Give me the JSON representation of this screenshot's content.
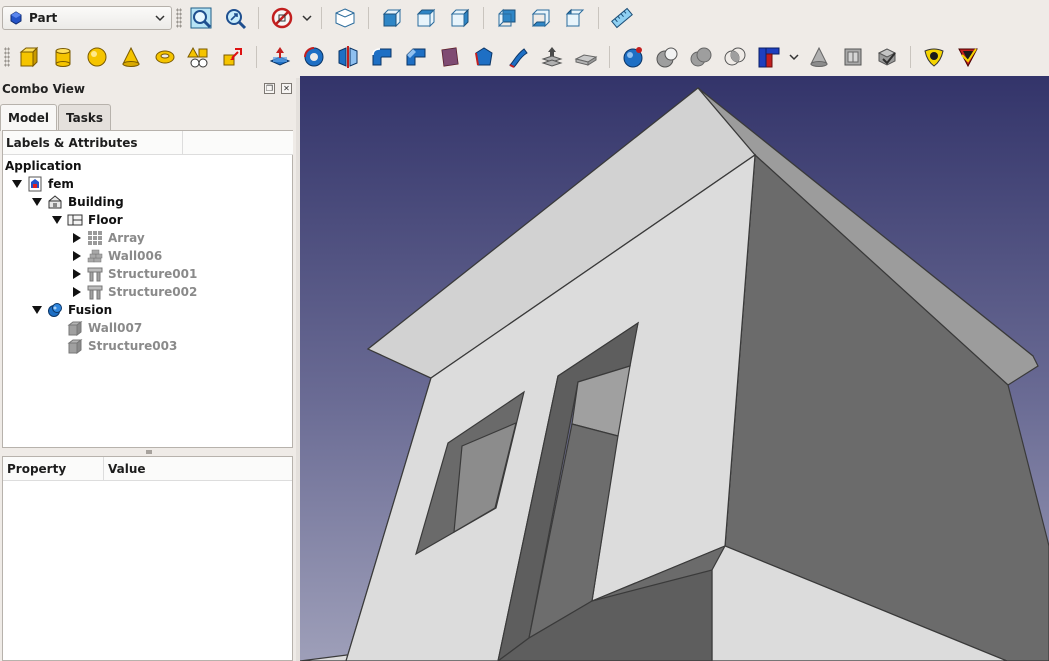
{
  "workbench": {
    "label": "Part",
    "icon": "part-workbench-icon"
  },
  "toolbar1": {
    "items": [
      "fit-all-icon",
      "fit-selection-icon",
      "draw-style-icon",
      "draw-style-dropdown-icon",
      "isometric-view-icon",
      "front-view-icon",
      "top-view-icon",
      "right-view-icon",
      "rear-view-icon",
      "bottom-view-icon",
      "left-view-icon",
      "measure-icon"
    ]
  },
  "toolbar2": {
    "items": [
      "cube-icon",
      "cylinder-icon",
      "sphere-icon",
      "cone-icon",
      "torus-icon",
      "primitives-icon",
      "shape-builder-icon",
      "extrude-icon",
      "revolve-icon",
      "mirror-icon",
      "fillet-icon",
      "chamfer-icon",
      "make-face-icon",
      "ruled-surface-icon",
      "loft-icon",
      "sweep-icon",
      "section-icon",
      "cross-sections-icon",
      "offset-icon",
      "thickness-icon",
      "projection-icon",
      "boolean-icon",
      "cut-icon",
      "fuse-icon",
      "common-icon",
      "join-features-icon",
      "join-dropdown-icon",
      "split-icon",
      "compound-icon",
      "check-geometry-icon",
      "defeaturing-icon"
    ]
  },
  "combo": {
    "title": "Combo View",
    "tabs": [
      {
        "label": "Model",
        "active": true
      },
      {
        "label": "Tasks",
        "active": false
      }
    ],
    "tree_header": "Labels & Attributes",
    "section_label": "Application",
    "tree": [
      {
        "label": "fem",
        "icon": "document-icon",
        "state": "expanded",
        "level": 0,
        "style": "bold"
      },
      {
        "label": "Building",
        "icon": "building-icon",
        "state": "expanded",
        "level": 1,
        "style": "bold"
      },
      {
        "label": "Floor",
        "icon": "floor-icon",
        "state": "expanded",
        "level": 2,
        "style": "bold"
      },
      {
        "label": "Array",
        "icon": "array-icon",
        "state": "collapsed",
        "level": 3,
        "style": "dim"
      },
      {
        "label": "Wall006",
        "icon": "wall-icon",
        "state": "collapsed",
        "level": 3,
        "style": "dim"
      },
      {
        "label": "Structure001",
        "icon": "structure-icon",
        "state": "collapsed",
        "level": 3,
        "style": "dim"
      },
      {
        "label": "Structure002",
        "icon": "structure-icon",
        "state": "collapsed",
        "level": 3,
        "style": "dim"
      },
      {
        "label": "Fusion",
        "icon": "fusion-icon",
        "state": "expanded",
        "level": 1,
        "style": "bold"
      },
      {
        "label": "Wall007",
        "icon": "solid-icon",
        "state": "leaf",
        "level": 2,
        "style": "dim"
      },
      {
        "label": "Structure003",
        "icon": "solid-icon",
        "state": "leaf",
        "level": 2,
        "style": "dim"
      }
    ],
    "property_headers": [
      "Property",
      "Value"
    ]
  },
  "colors": {
    "window_bg": "#efebe7",
    "view_top": "#33346a",
    "view_bottom": "#9e9fb9",
    "model_face_light": "#dcdcdc",
    "model_face_dark": "#6b6b6b",
    "accent_blue": "#1e6fc4"
  }
}
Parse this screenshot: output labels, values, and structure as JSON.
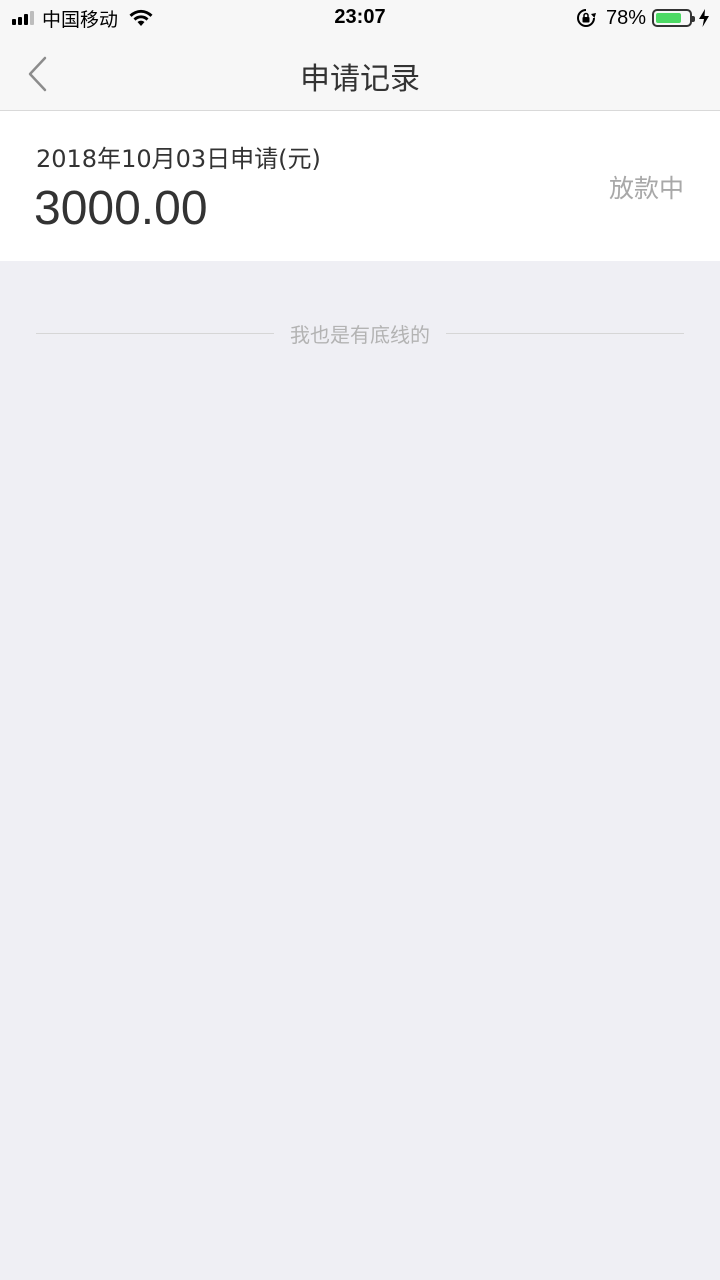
{
  "status_bar": {
    "carrier": "中国移动",
    "time": "23:07",
    "battery_percent": "78%",
    "battery_level": 0.78,
    "battery_color": "#4cd964",
    "icons": [
      "signal-icon",
      "wifi-icon",
      "rotation-lock-icon",
      "battery-icon",
      "charging-icon"
    ]
  },
  "nav": {
    "title": "申请记录",
    "back_icon": "chevron-left-icon"
  },
  "records": [
    {
      "date_label": "2018年10月03日申请(元)",
      "amount": "3000.00",
      "status": "放款中"
    }
  ],
  "footer": {
    "end_text": "我也是有底线的"
  },
  "colors": {
    "background": "#efeff4",
    "card": "#ffffff",
    "status_text": "#a8a8a8",
    "divider": "#d6d6d6"
  }
}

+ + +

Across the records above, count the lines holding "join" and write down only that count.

2